### Directions
Copy each record below faithfully, leaving out images.

### Dataset extract

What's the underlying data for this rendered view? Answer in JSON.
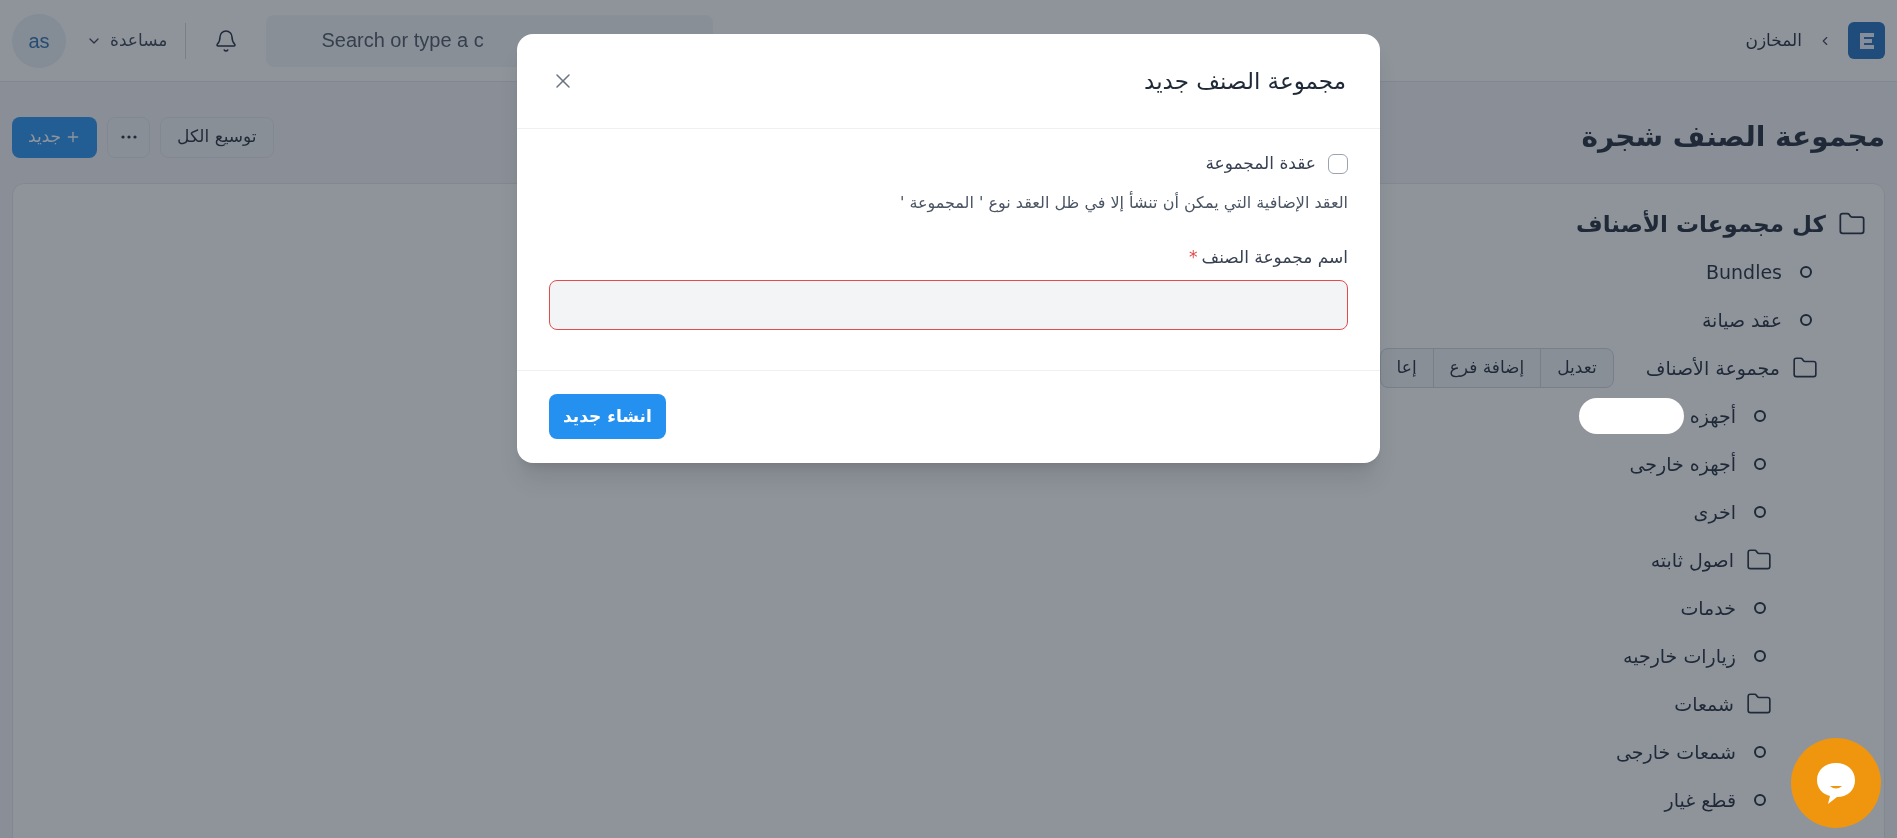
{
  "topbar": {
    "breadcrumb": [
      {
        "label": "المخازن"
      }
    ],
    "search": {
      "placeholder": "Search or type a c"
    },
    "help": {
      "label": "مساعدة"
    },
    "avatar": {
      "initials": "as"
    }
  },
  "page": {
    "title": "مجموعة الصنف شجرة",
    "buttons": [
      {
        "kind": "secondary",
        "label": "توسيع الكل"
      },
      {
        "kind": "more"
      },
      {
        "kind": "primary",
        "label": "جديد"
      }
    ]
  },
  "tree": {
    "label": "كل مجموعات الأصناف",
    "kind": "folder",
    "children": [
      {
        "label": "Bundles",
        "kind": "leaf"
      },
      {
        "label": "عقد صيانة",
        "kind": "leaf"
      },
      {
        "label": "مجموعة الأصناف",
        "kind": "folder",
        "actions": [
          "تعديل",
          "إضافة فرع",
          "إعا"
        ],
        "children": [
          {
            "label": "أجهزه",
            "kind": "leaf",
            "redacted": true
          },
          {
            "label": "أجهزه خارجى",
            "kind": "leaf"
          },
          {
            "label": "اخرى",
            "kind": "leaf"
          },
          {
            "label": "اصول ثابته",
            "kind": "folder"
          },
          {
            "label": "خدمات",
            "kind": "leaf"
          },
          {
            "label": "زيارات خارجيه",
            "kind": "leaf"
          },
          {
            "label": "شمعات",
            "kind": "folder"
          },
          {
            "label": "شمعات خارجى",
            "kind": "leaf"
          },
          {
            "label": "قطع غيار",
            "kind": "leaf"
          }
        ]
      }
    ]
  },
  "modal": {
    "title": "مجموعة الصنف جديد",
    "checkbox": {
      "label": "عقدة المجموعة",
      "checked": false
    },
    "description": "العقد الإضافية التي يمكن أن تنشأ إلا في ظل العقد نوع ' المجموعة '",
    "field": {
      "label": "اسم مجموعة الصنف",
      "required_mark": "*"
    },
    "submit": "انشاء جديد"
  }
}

### Problem solution
What's the underlying data for this rendered view? Answer in JSON.
{
  "topbar": {
    "breadcrumb": [
      {
        "label": "المخازن"
      }
    ],
    "search": {
      "placeholder": "Search or type a c"
    },
    "help": {
      "label": "مساعدة"
    },
    "avatar": {
      "initials": "as"
    }
  },
  "page": {
    "title": "مجموعة الصنف شجرة",
    "buttons": [
      {
        "kind": "secondary",
        "label": "توسيع الكل"
      },
      {
        "kind": "more"
      },
      {
        "kind": "primary",
        "label": "جديد"
      }
    ]
  },
  "tree": {
    "label": "كل مجموعات الأصناف",
    "kind": "folder",
    "children": [
      {
        "label": "Bundles",
        "kind": "leaf"
      },
      {
        "label": "عقد صيانة",
        "kind": "leaf"
      },
      {
        "label": "مجموعة الأصناف",
        "kind": "folder",
        "actions": [
          "تعديل",
          "إضافة فرع",
          "إعا"
        ],
        "children": [
          {
            "label": "أجهزه",
            "kind": "leaf",
            "redacted": true
          },
          {
            "label": "أجهزه خارجى",
            "kind": "leaf"
          },
          {
            "label": "اخرى",
            "kind": "leaf"
          },
          {
            "label": "اصول ثابته",
            "kind": "folder"
          },
          {
            "label": "خدمات",
            "kind": "leaf"
          },
          {
            "label": "زيارات خارجيه",
            "kind": "leaf"
          },
          {
            "label": "شمعات",
            "kind": "folder"
          },
          {
            "label": "شمعات خارجى",
            "kind": "leaf"
          },
          {
            "label": "قطع غيار",
            "kind": "leaf"
          }
        ]
      }
    ]
  },
  "modal": {
    "title": "مجموعة الصنف جديد",
    "checkbox": {
      "label": "عقدة المجموعة",
      "checked": false
    },
    "description": "العقد الإضافية التي يمكن أن تنشأ إلا في ظل العقد نوع ' المجموعة '",
    "field": {
      "label": "اسم مجموعة الصنف",
      "required_mark": "*"
    },
    "submit": "انشاء جديد"
  }
}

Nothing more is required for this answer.